Gordon Parks is a hero to many people, not just because of his amazing artistry with photography, film, music and writing, but also for the example he set by tapping into his genius and owning his place in the world. He fought racism throughout his long life and advocated freedom through the breaking down of barriers and creating new horizons. He was the first African American to work at Life Magazine, and the first to write, direct and score a Hollywood film. No wonder he was the focus of celebrations for Black History Month this week, coinciding with what would have been his 100th birthday.

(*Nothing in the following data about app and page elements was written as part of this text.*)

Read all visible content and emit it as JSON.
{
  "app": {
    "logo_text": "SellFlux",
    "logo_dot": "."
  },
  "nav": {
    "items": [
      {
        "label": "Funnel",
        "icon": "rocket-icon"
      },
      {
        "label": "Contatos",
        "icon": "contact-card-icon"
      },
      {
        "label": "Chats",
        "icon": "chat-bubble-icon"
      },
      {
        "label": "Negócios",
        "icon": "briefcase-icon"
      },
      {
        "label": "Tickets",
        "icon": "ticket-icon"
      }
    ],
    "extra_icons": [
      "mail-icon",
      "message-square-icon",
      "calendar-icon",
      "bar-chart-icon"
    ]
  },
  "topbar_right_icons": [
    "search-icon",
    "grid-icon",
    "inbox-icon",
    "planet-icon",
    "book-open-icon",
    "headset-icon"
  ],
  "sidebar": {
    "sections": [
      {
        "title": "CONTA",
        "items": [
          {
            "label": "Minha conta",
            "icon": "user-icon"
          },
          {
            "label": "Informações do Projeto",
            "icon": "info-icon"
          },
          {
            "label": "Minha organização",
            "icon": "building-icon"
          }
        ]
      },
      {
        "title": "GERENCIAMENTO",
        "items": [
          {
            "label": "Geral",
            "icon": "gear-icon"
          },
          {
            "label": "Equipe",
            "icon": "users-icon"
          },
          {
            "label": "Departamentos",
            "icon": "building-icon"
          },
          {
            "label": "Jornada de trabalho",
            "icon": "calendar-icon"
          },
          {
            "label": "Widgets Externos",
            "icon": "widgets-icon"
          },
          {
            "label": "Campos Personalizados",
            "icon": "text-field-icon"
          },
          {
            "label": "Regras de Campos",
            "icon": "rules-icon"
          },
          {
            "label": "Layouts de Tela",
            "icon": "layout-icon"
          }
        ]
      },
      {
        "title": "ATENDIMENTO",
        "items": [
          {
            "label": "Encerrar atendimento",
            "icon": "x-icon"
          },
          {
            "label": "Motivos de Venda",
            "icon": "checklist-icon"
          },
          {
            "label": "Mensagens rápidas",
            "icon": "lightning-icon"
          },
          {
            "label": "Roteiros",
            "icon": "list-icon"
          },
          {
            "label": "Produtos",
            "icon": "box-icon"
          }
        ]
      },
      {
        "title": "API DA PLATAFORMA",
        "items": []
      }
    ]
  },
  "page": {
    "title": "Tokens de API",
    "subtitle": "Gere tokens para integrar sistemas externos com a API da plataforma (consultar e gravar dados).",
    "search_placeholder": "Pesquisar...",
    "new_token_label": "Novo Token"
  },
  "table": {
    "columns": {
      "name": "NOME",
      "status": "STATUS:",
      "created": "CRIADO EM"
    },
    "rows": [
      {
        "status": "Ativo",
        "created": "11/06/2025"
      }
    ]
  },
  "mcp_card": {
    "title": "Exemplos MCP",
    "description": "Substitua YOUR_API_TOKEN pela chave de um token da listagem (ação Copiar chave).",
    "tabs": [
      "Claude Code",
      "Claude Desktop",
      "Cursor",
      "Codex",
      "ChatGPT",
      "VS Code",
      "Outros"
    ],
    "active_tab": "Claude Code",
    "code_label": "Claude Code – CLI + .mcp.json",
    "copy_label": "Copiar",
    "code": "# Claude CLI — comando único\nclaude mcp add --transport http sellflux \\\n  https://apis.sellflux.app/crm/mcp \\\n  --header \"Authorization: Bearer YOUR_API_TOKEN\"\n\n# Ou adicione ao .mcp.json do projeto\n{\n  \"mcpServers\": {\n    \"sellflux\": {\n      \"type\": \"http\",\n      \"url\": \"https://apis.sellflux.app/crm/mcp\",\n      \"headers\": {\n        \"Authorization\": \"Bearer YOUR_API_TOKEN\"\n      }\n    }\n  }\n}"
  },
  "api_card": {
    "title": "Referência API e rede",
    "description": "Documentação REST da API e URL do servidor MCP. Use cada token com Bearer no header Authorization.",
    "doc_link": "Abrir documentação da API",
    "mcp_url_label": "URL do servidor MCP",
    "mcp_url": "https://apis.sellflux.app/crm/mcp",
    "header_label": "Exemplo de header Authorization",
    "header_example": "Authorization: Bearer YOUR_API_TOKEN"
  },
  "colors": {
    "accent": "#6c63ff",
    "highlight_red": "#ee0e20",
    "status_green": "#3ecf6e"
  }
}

Sean and I have Park’s portrait of Malcolm X, and were very happy to be invited to the Black History event at Macy’s. It seemed an unusual venue for what we thought would be an exhibition – but then the last collection of his work we saw exhibited was at Hermes, so why not? As it turned out, viewing photography was not the purpose of the evening. On the 9th floor of the super store a large area was dedicated to hosting an evening with a Hollywood panel – Kenny Leon ( director of ‘Raisin in the Sun’ & ‘Steel Magnolias’ on Broadway ), Omari Hardwick, Malik Yoba ( New York Undercover ) and Malinda Williams ( Soul Food ). As we do not have television, much of the resume of the panel was lost on us. But the sentiments were not. At times, in an audience largely composed of African Americans, I felt we were part of a revival group. Honest and emotional comments by the panel were met with waves of affirmation by the audience. The atmosphere was fantastic. Murray talked about chasing the purpose not the paper, about how you can’t be an artist without being an activist, and Malik said you can’t change the game unless you’re in it. They talked about the need to be consistent ( Melinda said 80% of her career was auditions ) and to be relentless. Many young people in the audience were actors and their questions were about rejection. It could have been heavy and ministerial, but mostly it was funny. At one point Malik sprang through the audience ( channeling Oprah ) to hand someone Kenny’s business card – then when another aspiring actor moaned, Malik put him on the spot. ‘You have everyone’s attention and 21 seconds to audition. Go for it!’ Amazingly, he did.
When the panel wrapped, the music started and that was another surprise. Chelsea Green and her jazz violin lead a soul group that had everyone tapping. There were drinks and canapes, and the party was just getting started. Sean and I headed home. We took the express lift to the ground, feeling inspired by an unexpected evening in a department store, and some lingering words of wisdom… ‘You didn’t have to compete with anyone to be born. When your time comes, be ready’!